    • Word count: 606
  23. Because bird song and regeneration were both written in the 1990s we see that there is a different atmosphere to some of the earlier works from such authors such as D.H. Lawrence and W. Somerset Maugham.

    The moods in these two novels are very different to that of "La Tendresse" the two novels are some what more political and cover wider themes such as physiological, political fall out of war however in both regeneration and in Birdsong horrors of front line battle and difficulty of coping with times are also covered. In La Tendresse the mood is much more obvious that it is at the heart of the war because the mood is lyrical, poignant, romantic scenes contrasted with ones of intense physical and emotional suffering which at most times is a lot more detailed than the works or Faulks and Barker.

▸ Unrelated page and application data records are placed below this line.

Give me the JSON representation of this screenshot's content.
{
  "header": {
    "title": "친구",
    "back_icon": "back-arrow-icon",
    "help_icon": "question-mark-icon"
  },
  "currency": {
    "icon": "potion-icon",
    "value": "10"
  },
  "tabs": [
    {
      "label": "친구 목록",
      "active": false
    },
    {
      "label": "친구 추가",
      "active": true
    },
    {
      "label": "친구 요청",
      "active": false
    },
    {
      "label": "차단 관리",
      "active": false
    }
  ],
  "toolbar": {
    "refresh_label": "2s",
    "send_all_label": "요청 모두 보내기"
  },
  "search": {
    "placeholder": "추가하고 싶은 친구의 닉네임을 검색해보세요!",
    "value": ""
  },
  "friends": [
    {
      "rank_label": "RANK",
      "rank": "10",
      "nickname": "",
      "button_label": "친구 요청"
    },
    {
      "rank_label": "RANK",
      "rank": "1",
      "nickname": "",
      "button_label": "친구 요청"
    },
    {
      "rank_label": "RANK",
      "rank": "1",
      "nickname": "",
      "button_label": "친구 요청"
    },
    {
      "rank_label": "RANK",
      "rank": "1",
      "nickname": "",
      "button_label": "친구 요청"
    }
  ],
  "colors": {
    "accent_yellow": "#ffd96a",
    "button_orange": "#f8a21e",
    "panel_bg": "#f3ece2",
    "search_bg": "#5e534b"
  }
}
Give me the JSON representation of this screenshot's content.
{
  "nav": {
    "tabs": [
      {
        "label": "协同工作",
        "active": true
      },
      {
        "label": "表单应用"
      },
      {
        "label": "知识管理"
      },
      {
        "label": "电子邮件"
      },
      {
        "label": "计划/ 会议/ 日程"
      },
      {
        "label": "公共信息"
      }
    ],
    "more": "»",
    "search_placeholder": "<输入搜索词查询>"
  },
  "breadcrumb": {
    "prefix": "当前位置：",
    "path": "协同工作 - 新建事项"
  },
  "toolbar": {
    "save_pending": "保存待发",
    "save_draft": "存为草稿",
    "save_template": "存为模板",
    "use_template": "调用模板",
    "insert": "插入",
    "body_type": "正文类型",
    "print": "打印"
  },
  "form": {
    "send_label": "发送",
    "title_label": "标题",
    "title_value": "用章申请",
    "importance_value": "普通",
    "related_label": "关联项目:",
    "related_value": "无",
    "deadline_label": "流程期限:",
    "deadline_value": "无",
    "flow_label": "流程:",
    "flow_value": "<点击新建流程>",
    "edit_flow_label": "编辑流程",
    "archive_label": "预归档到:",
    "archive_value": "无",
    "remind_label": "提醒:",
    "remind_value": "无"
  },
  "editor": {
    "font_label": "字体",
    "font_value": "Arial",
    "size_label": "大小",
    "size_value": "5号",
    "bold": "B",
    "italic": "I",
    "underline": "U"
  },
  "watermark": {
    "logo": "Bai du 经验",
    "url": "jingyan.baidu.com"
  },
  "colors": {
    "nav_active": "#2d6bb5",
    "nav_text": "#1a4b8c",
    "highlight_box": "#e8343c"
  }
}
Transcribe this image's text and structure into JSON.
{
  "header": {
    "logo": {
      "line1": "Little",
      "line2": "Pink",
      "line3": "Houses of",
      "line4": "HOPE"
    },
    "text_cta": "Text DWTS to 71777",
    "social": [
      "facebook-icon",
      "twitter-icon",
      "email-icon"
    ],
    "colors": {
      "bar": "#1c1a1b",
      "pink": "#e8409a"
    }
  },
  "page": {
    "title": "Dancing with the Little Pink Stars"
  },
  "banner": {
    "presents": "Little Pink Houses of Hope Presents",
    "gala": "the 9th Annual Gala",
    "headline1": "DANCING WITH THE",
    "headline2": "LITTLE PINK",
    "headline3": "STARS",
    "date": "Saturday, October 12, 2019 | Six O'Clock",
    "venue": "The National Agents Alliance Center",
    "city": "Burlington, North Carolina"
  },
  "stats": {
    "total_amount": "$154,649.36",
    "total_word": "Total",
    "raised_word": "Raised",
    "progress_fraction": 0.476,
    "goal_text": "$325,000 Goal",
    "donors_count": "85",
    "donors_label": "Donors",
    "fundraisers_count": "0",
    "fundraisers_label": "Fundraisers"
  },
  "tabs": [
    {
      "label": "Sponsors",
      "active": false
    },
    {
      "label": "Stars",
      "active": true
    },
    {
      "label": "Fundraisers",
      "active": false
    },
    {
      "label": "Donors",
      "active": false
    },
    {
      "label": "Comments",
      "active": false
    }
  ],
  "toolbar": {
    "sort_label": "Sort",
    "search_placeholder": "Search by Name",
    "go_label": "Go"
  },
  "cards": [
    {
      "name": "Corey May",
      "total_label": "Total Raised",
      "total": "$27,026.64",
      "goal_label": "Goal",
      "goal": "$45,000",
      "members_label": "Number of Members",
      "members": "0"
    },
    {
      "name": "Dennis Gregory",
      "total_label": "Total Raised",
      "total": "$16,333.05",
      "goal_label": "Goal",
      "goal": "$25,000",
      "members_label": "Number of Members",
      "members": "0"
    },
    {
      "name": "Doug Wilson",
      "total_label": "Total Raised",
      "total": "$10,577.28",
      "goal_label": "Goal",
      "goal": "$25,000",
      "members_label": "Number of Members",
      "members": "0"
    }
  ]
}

    • Word count: 688
  24. Which two mediums are most effective in conveying the horrors of war?

    These images are shocking, and the beginning scenes of the film in which the elderly, nationalistic teacher gives a passionate speech to his students inspiring them to enlist and fight are dramatically juxtaposed with later scenes of suffering, violence and death, giving the film a strong anti-war feeling. The use of juxtaposition is a common feature in films, and makes a powerful statement, changing how something appears to be. For example the audience see the brave men impassioned to enlist and excited about going to fight, so when we later see the men shell-shocked, disillusioned and in desperate situations it

    • Word count: 948
  25. The development of the coal industry

    The lamp became known as the "Miners Friend". It gave off light but a wire gauze acted as a barrier between the heat given off and any gas it might have had contact with. 2) Ventilation The main problem in ventilation was to get the bad/used air out and the good air in. There were problems of ventilation particularly as mines became deeper. Gas was an eternal problem in mines, and included: methane, carbon monoxide, carbon dioxide. For miners, ventilation was a matter of life or death.

    • Word count: 708

Marked by a teacher

This document has been marked by one of our great teachers. You can read the full teachers notes when you download the document.

Peer reviewed

This document has been reviewed by one of our specialist student essay reviewing squad. Read the full review on the document page.

Peer reviewed

This document has been reviewed by one of our specialist student document reviewing squad. Read the full review under the document preview on this page.